What is being asked:
Pick every line from the data below that contains the string "Start" and copy it.

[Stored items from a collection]
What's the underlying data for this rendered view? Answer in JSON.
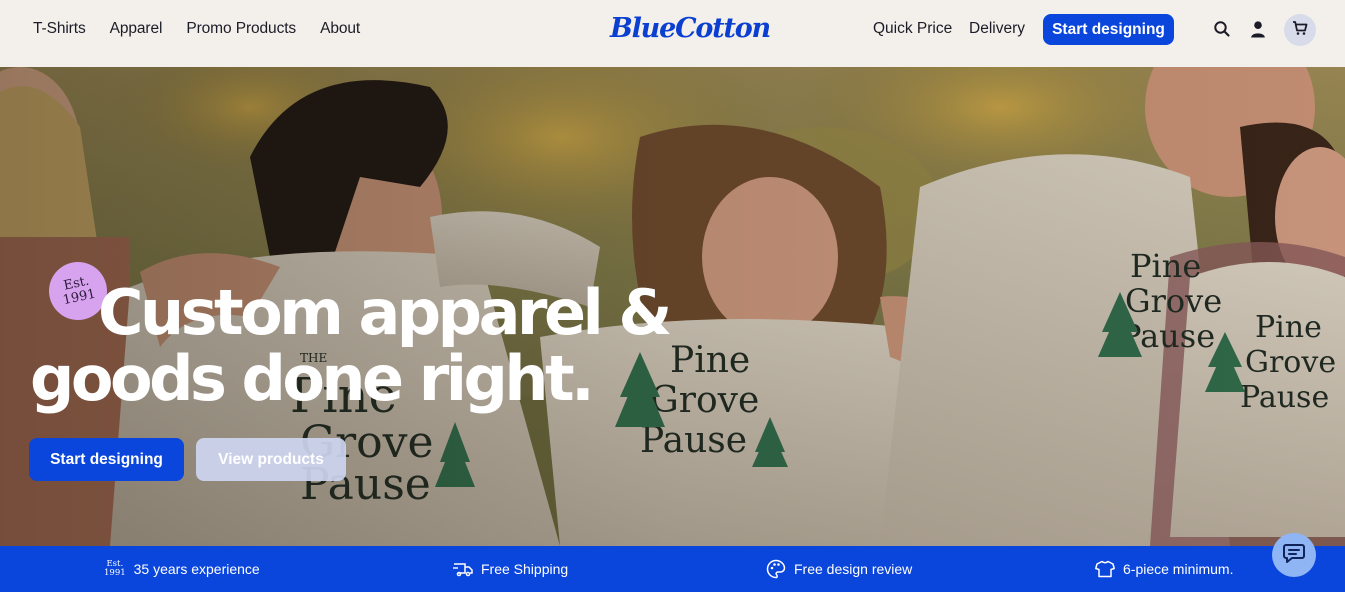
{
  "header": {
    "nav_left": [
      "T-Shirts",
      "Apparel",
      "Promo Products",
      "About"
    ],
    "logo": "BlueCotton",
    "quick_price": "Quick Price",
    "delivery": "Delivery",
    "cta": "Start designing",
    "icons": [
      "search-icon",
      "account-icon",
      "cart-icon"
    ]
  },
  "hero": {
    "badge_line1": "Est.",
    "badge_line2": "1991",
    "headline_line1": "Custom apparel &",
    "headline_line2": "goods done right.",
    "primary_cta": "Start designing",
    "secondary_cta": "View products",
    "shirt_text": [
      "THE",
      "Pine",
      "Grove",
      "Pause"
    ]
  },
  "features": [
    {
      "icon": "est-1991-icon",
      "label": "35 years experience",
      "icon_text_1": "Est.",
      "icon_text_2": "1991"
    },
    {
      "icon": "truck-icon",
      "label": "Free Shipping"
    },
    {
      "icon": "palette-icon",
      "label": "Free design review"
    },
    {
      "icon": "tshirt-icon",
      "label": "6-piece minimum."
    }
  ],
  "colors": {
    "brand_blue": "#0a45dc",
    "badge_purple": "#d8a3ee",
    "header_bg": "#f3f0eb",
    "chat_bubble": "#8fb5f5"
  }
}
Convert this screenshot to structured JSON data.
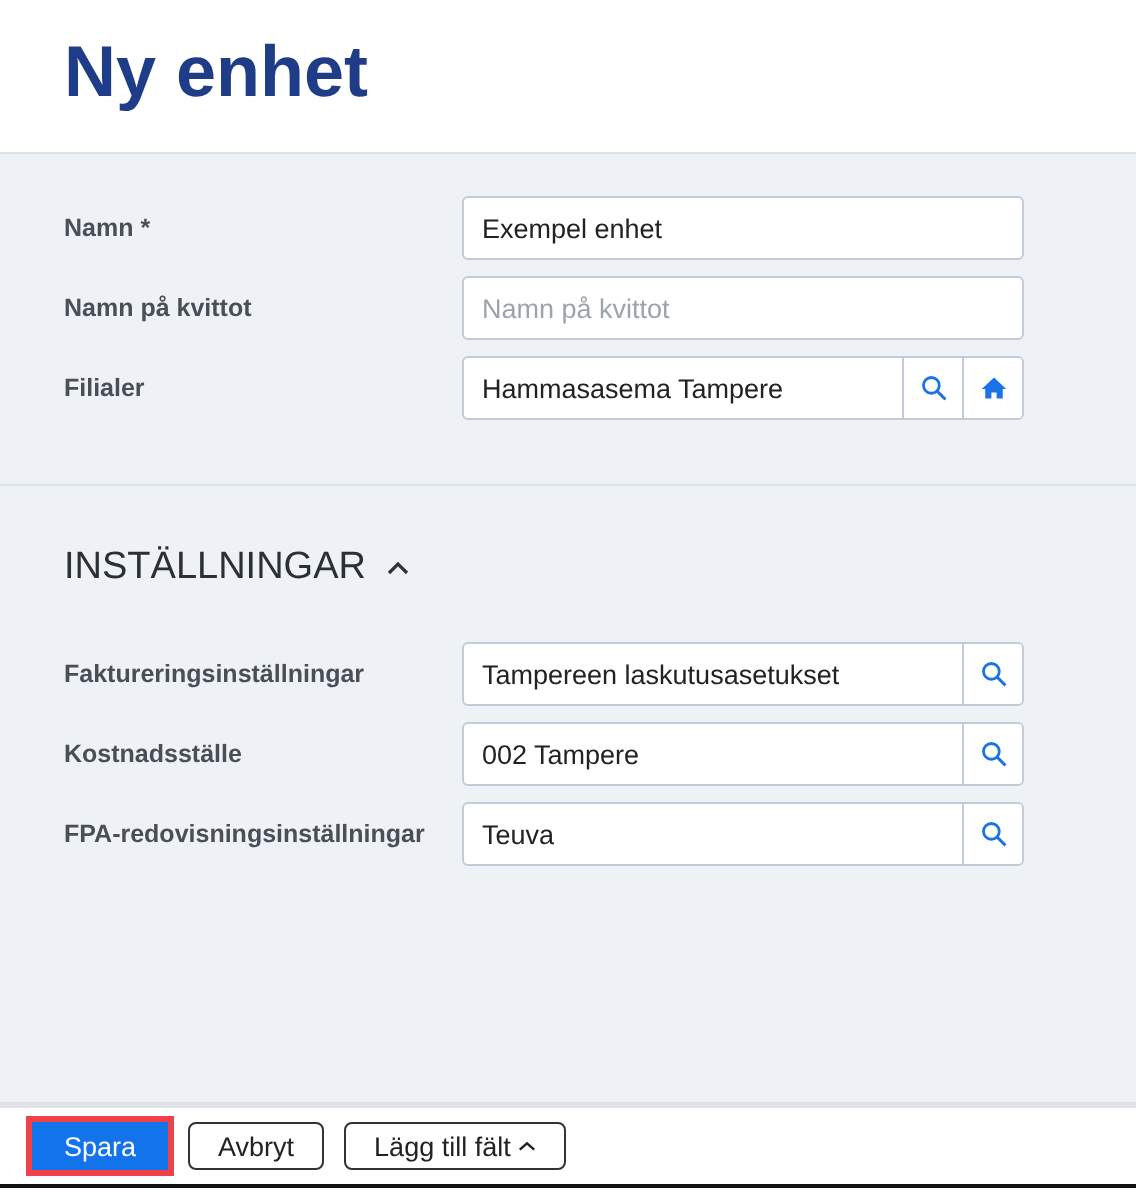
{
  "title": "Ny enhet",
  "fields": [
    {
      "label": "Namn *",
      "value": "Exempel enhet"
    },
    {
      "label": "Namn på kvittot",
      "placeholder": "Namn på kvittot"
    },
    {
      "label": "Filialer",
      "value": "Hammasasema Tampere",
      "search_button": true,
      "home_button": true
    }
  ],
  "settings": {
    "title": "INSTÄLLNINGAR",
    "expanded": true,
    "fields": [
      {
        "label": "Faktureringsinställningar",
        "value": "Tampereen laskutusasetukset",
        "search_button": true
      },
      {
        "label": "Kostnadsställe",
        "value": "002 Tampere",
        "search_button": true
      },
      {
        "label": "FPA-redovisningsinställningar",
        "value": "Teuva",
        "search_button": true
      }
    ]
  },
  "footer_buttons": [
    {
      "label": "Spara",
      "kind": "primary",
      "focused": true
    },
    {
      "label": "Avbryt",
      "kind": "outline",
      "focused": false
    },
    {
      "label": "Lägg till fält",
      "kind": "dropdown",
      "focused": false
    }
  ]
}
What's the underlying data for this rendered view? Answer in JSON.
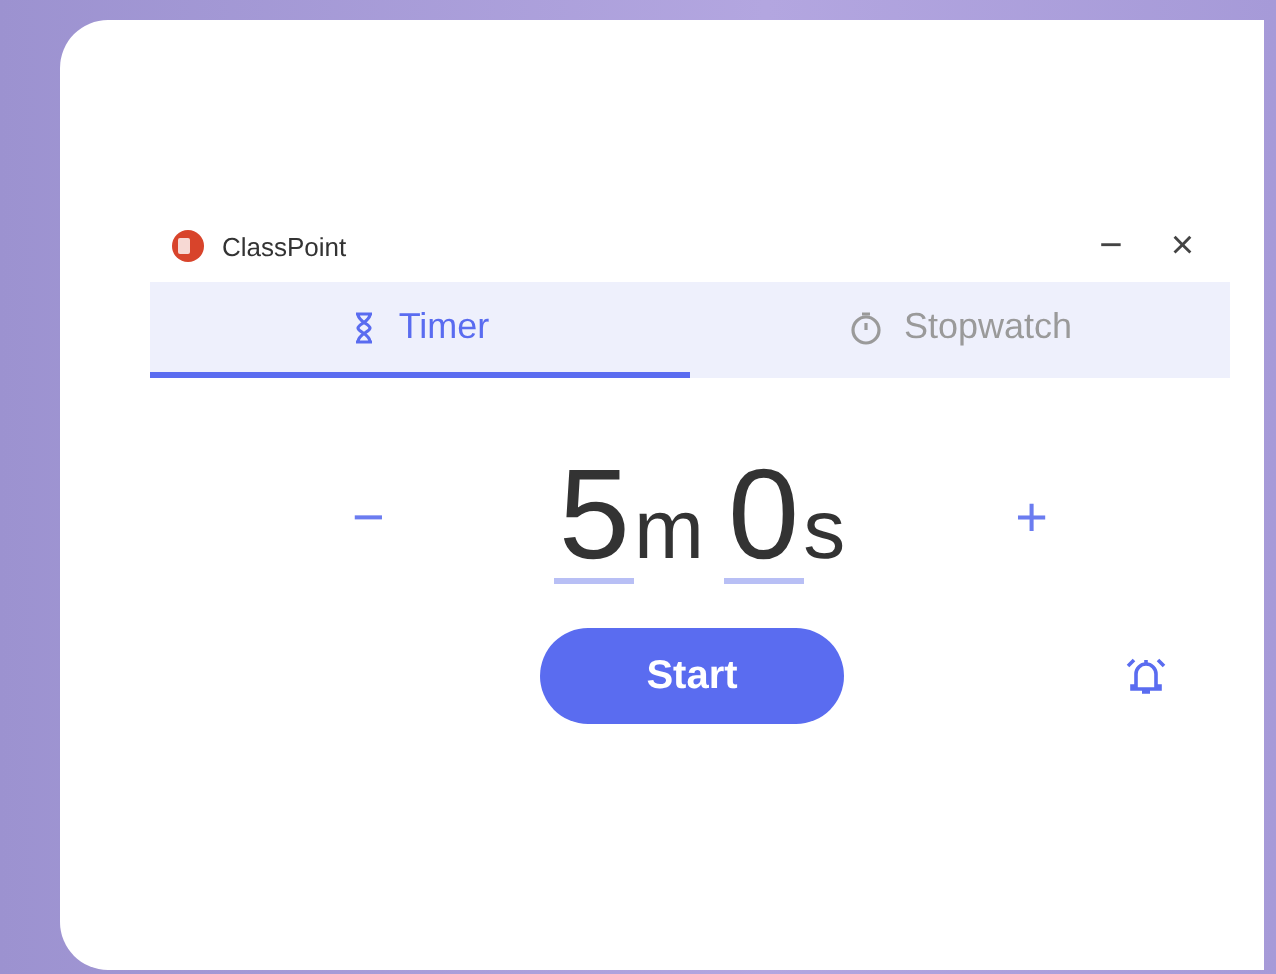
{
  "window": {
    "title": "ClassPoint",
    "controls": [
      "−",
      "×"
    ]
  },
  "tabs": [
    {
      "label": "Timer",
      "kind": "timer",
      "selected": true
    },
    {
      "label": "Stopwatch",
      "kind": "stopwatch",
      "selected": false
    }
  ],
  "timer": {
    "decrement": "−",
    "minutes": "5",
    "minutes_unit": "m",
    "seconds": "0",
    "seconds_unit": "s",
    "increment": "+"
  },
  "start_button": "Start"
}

Answer box:
    "cta": "Start designing",
    "primary_cta": "Start designing",
  "start_button": "Start"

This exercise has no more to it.